McGonigal, A. (2005) Moral facts and suitably informed subjects. Ratio, 18 (1). pp. 82-92.
The nature of moral facts, and their relationship to rationality, imagination and sentiment, have been central and pressing issues in recent moral philosophy. In this paper, I discuss and criticise a meta-ethical theory put forward by Alison Denham, which views moral facts as being constituted by the responses of ideal, empathetic agents. I argue that Denham's account is radically unstable, in that she has given us an account of the nature of such agents which is inconsistent with an independently plausible principle relating to concept acquisition. I go on to discuss one line of defence that Denham might employ, but argue that taking such a line entails abandoning what she takes to be an important advantage of her account over rival ideal-observer theories such as Michael Smith's.
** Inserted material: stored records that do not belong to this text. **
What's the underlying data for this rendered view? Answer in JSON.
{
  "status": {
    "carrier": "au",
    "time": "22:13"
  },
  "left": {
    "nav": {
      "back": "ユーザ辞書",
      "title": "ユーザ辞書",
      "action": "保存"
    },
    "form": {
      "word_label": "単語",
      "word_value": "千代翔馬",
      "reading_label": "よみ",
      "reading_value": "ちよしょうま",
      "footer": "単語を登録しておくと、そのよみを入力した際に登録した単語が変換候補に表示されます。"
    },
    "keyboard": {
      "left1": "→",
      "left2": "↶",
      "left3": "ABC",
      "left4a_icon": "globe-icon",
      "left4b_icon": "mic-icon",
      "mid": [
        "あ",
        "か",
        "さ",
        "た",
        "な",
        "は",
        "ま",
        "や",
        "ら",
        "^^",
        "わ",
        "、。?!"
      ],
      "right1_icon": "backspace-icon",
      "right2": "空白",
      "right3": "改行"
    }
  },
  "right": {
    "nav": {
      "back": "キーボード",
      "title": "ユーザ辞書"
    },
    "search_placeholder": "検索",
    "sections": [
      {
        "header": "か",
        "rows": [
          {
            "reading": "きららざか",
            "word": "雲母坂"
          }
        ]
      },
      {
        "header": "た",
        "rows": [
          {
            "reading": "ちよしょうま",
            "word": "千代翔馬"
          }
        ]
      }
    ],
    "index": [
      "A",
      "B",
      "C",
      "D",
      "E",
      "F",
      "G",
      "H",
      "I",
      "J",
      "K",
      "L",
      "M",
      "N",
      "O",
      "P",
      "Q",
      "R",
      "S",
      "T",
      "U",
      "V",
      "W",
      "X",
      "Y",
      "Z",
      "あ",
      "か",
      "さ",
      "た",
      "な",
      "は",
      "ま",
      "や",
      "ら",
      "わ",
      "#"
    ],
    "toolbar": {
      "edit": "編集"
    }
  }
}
|Copyright, Publisher and Additional Information:||© 2005 Blackwell Publishing. This is an author produced version of a paper published in Ratio. Uploaded in accordance with the publisher's self-archiving policy.|
|Institution:||The University of Leeds|
|Academic Units:||The University of Leeds > Faculty of Arts (Leeds) > School of Philosophy, Religion and History of Science (Leeds) > School of Philosophy (Leeds)|
|Depositing User:||Leeds Philosophy Department|
|Date Deposited:||05 Oct 2007 09:30|
|Last Modified:||16 Sep 2016 13:52|